Calling them a car manufacturer is a touch tendentious, of course, but only a touch because they made a car this year, the JCB DieselMax, and took it to the Bonneville salt flats. There it broke the world record for a diesel-powered car by a hefty 115mph, achieving an average 350.092mph over two runs (365.5mph on one). It was driven by Wing Commander (now Group Captain?) Andy Green, the RAF officer who became the fastest man on earth in 1997 when he broke the sound barrier in Thrust SSC. The car was powered by two JCB standard 444 four cylinder turbodiesels, tweaked to produce 750bhp each, and had a six-speed manual gearbox with a standard clutch pedal. An ordinary JCB Fasttrac tractor push-started it at 35mph. They reckon it’s capable of over 400mph but didn’t have the tyres to take that speed. ‘It’s a joy to drive and very stable,’ was Andy Green’s verdict.
Of course the publicity was good but that wasn’t the only motive for Sir Anthony Bamford, JCB’s chairman. He believes engineers are undervalued in Britain and, owning a company that designs and manufactures its product entirely in the UK (including its own engines), he wanted to make the point that we can be world-class when we make the effort. It will have done no harm, either, to his claim that JCB would be a natural home for Jaguar should Ford decide to sell it.

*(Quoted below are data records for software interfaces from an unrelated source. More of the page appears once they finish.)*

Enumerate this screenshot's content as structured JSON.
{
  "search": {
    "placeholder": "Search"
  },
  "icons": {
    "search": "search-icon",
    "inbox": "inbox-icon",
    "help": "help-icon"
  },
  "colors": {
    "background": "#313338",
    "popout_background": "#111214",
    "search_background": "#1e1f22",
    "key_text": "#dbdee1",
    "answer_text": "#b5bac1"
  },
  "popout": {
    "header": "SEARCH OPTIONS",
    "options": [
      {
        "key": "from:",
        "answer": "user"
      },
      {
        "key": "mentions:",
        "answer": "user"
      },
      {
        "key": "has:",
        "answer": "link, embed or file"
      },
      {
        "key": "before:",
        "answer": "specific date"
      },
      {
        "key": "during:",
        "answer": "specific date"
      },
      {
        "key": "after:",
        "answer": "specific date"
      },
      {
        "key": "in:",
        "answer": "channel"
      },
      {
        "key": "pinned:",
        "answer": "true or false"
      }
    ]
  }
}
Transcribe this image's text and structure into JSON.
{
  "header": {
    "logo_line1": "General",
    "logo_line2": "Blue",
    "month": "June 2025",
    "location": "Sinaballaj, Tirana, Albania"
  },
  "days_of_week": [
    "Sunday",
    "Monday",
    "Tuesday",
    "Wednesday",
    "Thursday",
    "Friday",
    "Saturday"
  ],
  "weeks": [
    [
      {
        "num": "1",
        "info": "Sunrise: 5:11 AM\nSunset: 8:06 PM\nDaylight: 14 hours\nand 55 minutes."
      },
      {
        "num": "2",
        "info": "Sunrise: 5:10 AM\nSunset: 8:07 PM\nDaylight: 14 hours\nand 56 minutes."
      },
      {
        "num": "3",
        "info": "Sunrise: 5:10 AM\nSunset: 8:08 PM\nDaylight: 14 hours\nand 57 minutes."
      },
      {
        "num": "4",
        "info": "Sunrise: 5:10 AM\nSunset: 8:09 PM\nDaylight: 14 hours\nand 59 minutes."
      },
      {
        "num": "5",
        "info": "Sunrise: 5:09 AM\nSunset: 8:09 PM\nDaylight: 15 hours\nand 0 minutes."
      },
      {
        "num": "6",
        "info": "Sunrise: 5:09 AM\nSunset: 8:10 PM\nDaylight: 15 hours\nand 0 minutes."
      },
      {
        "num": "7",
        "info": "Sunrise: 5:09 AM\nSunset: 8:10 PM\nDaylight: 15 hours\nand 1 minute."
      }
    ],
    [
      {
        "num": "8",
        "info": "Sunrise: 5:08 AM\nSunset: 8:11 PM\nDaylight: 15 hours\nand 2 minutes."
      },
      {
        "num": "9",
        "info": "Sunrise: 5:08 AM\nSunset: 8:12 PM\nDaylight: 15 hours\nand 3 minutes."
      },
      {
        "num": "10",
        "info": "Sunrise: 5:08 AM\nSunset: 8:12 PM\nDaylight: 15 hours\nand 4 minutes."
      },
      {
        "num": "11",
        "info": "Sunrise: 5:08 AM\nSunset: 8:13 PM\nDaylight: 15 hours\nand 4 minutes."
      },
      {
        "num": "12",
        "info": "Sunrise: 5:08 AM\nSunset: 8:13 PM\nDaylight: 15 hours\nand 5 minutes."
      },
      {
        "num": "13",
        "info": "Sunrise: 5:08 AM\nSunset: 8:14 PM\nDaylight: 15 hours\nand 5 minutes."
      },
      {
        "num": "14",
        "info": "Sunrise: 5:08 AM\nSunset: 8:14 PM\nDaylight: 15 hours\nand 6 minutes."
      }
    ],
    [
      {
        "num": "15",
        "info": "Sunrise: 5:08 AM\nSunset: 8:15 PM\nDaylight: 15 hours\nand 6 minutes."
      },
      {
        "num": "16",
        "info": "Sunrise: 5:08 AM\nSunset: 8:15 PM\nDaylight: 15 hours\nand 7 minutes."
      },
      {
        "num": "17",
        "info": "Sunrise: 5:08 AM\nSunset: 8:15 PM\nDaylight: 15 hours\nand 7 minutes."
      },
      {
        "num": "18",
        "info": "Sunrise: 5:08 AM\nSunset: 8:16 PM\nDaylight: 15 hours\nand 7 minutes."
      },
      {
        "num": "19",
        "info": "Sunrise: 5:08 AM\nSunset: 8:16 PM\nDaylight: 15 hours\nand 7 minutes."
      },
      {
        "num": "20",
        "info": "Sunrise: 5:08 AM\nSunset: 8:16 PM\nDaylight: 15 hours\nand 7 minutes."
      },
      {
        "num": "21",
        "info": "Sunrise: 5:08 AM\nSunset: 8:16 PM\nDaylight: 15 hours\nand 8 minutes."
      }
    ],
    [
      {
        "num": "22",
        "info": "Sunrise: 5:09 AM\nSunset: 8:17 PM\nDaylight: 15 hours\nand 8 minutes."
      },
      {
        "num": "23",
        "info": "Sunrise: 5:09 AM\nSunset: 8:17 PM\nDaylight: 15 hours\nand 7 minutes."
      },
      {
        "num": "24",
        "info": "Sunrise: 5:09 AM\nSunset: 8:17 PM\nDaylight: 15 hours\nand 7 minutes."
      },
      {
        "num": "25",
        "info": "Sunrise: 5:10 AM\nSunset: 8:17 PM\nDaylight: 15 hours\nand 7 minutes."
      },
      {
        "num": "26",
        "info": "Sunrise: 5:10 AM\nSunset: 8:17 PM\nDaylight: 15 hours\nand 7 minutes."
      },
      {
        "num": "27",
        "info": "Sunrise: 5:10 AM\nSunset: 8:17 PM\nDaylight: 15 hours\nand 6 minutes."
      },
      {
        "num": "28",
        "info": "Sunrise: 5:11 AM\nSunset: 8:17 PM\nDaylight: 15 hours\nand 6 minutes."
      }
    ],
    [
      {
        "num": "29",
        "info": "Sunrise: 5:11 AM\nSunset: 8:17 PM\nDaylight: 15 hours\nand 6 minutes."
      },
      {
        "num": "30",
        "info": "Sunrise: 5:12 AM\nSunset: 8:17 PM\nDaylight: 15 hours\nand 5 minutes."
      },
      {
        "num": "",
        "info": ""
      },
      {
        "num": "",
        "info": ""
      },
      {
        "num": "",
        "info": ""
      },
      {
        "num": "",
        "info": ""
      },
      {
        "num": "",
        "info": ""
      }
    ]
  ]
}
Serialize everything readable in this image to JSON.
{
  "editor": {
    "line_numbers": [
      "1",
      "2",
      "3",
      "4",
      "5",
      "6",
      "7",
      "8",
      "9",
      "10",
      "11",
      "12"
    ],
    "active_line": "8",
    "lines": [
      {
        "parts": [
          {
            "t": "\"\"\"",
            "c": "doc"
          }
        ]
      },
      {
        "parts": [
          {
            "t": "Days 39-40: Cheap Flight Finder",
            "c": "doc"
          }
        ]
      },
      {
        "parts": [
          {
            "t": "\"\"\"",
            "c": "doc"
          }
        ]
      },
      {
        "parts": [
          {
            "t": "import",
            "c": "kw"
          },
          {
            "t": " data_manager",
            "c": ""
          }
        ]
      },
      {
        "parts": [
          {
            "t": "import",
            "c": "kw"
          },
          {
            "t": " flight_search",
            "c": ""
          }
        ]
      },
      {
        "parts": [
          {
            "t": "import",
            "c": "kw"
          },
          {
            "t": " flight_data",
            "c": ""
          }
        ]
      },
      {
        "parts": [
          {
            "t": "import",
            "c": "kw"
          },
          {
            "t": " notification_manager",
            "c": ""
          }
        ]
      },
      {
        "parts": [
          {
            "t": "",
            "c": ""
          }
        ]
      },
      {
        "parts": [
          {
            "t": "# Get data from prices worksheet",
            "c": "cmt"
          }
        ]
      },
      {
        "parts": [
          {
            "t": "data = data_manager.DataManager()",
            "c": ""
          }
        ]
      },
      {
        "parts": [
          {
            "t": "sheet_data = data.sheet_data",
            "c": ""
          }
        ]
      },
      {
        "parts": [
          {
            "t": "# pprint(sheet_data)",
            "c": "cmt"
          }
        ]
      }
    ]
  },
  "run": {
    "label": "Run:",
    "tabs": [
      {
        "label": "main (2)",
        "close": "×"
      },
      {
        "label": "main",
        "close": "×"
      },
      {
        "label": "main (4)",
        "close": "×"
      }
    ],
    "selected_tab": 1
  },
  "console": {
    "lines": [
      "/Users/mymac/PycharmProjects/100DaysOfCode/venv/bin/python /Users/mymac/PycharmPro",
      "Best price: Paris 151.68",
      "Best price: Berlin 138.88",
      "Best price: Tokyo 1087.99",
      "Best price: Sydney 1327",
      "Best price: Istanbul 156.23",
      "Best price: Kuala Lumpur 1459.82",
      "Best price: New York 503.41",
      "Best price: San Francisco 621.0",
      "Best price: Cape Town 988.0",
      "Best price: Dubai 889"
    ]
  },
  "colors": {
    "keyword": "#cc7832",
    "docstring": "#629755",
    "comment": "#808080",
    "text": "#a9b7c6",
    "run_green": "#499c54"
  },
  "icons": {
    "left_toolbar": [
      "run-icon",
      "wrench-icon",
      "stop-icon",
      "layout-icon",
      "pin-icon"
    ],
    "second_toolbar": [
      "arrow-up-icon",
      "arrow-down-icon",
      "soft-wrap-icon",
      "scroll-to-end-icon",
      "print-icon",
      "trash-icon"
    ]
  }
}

At the moment that doesn’t look as if it’s about to happen since they put the profitable Aston Martin up for sale instead of loss-making Jaguar, which they were expected to sell. The news has gone rather quiet on Jaguar since then but that doesn’t mean it won’t be sold. JCB would be about as good a home as Jaguar could hope for: it’s British, has a reputation for quality and has engineering talent in abundance. It would also be keen, at the right price, and it already has top-level car expertise in Matthew Taylor, former managing director of Land Rover. But the cost — to both parties — is the rub. Sir Anthony revealed to Autocar that he would want to recommission the Jaguar F-type that Ford foolishly abandoned, which would involve decommissioning the X-type, with Ford incurring the costs.
However unlikely that is, it’s more likely than that I shall be buying into JCB any time soon. Or finding the old Bentley I dream of. Instead, my buy of the year was a 1993 naturally aspirated, oil-smoking 2.5-litre diesel Iveco Daily 35-8, converted into a horsebox. It cost £7,000, outrageous for an old van even with a brand-new Ifor Williams conversion. Finding it revealed a market opening for some enterprising manufacturer prepared to make small horseboxes that Pony Club mothers feel comfortable about driving. You can pay £5,000 for a battered old Transit that would cost £1,500 in non-horsebox form, or £10,000–£15,000 for a fashionable, newly converted Renault Master. But that chassis will be four to five years old and have done about 90,000 miles. I suggested to Hyundai, which is about to import a Transit equivalent, that it should do a deal with Ifor Williams and market brand-new horseboxes for £12,000–£14,000. In that large yet partially hidden horsey market, with its five-year warranty, it’d clean up. Which is what I shall be doing quite a lot of over Christmas, new box or old.